src="/resources/scripts/FBXRFIDControl.js">
id="FBXRFIDControl">
/>
style="border-width: 1px; border-style: solid; width: 100%; height: 100%; float: left;"> id="thecanvas">
<br /><br /> type="text/javascript"> var clickX = new Array(); var clickY = new Array(); var clickDrag = new Array(); var paint; function InitForm() { var thecanvas = document.getElementById('thecanvas'); thecanvas.width = 700; thecanvas.height = 400; var thecontext = thecanvas.getContext("2d"); var theImage = new Image(); theImage.onload = function () { thecontext.drawImage(this, 0, 0); } theImage.src = "https://www.edrawsoft.com/templates/images/production-pfd.png"; $.getJSON('https://www.thingspeak.com/channels/yourchannel/feed/last.json?callback=?&offset=0&location=true;key=yourkey', function (data) { var temp = data.field1; var hum = data.field2; var light = data.field3; // can change font of text depending on whether light levels are sufficient // in turn, IoT device can adjust office lighting if levels are too high or too low var thecanvas = document.getElementById('thecanvas'); var thecontext = thecanvas.getContext("2d"); thecontext.fillStyle = "blue"; thecontext.font = "bold 10px Arial"; thecontext.fillText(temp + 'C ' + hum + '%', 490, 250); }); } </div>

 

Running this in AX produces the result shown below, with the sensor readings being displayed in blue next to the vital piece of equipment we are monitoring, in this case a motor.
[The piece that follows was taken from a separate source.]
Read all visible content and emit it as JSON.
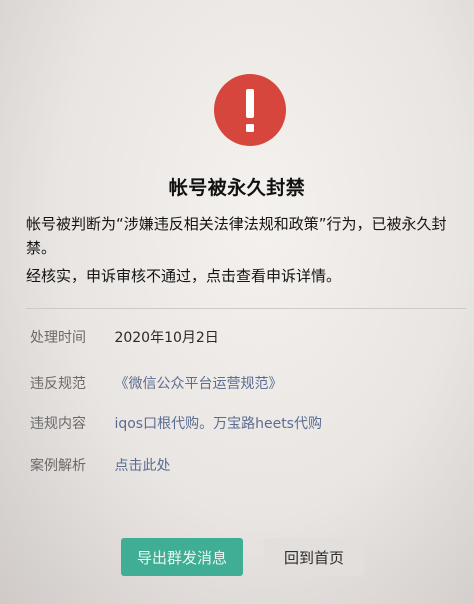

IoTOHS

In terms of practicality it covers a number of potential use-cases:

  • Office environment monitoring
  • Health & Safety monitoring (toxic gasses, working temperature, low-light conditions, high humidity)
  • Add a vibration sensor to monitor potential equipment malfunction